Creative Commons


About Creative Commons

Creative Commons is an international nonprofit that offers free flexible copyright management tools for creative work.
The internet and digital technologies provide us with an enormous potential to access and share knowledge. Information can be communicated in an instant across the globe, cheaply and with good quality, by even the most basic internet user. However, while the technology has the capacity, the traditional approaches to managing copyright limits the reuse of material and significantly hamper its negotiability in the digital environment.

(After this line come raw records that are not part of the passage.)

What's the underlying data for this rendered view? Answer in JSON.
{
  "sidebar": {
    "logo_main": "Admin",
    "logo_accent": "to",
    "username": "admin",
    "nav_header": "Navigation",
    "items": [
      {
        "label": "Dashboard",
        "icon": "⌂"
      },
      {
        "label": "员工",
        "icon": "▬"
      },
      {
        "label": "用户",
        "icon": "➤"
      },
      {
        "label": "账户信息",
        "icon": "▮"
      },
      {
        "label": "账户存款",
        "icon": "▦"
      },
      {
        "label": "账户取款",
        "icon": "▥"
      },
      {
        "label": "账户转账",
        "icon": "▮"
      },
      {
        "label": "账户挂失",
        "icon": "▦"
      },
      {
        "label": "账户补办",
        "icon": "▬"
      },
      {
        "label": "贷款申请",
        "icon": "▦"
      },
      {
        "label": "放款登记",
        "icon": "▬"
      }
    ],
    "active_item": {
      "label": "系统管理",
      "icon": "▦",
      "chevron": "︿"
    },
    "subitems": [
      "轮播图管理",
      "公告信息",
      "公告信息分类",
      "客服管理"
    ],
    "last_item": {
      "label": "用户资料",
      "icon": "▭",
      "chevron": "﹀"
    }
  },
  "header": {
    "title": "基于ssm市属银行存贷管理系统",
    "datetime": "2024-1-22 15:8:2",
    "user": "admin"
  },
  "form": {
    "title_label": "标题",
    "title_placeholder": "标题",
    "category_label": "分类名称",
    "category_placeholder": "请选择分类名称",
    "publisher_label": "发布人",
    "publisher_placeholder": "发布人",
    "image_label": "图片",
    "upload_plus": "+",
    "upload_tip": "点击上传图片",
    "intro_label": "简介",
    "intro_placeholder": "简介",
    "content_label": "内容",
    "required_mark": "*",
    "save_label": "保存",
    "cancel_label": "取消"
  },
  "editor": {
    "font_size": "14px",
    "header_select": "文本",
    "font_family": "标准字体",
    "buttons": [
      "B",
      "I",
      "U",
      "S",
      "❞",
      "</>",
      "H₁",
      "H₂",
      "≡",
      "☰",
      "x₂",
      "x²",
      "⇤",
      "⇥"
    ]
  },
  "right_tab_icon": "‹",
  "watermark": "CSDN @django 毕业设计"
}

A number of copyight experts, most notably Professor Lawrence Lessig of Harvard University, frustrated by the fact that technology offered so much but that negotiability of copyright material was so cumbersome, came up with the idea of the Creative Commons. Lessig’s vision was for a space in the internet world where people could share and reuse copyright material without fear of being sued – a creative commons. To create this, copyright owners would use a generic licence to give permission in advance for certain uses of their material. Rather than the ‘all rights reserved’ of traditional copyright law, Lessig aimed to create a voluntary ‘some rights reserved’ system.

Creative Commons is now a worldwide project that encourages copyright owners to allow others to share, reuse and remix their material, legally. We offer a range of licences that creators can use to manage their copyright in the online environment, each offering its own specific protections and freedoms. We have built upon the “all rights reserved” of traditional copyright to create a voluntary “some rights reserved” system.

Creative Commons are a nonprofit. All of the tools, internationally, are free.

Want to know more?

Our site has more information on Creative Commons Australia and about the Australian licences, as well as downloadable fact sheets and other resources. For information on areas of interest, see our Topic links on the right of each page.

Creative Commons’ international site has more information on:

the history and theory behind Creative Commons
the basic licence protocols and the baseline rights associated with the CC standard licences
the legal concepts, including information on the public domain, the commons, open content and intellectual property conservancies
the Licence Chooser which helps you select and apply the licence that is right for you
best examples for marking and attributing CC licences and material
things to think about before using a Creative Commons licence
CC press releases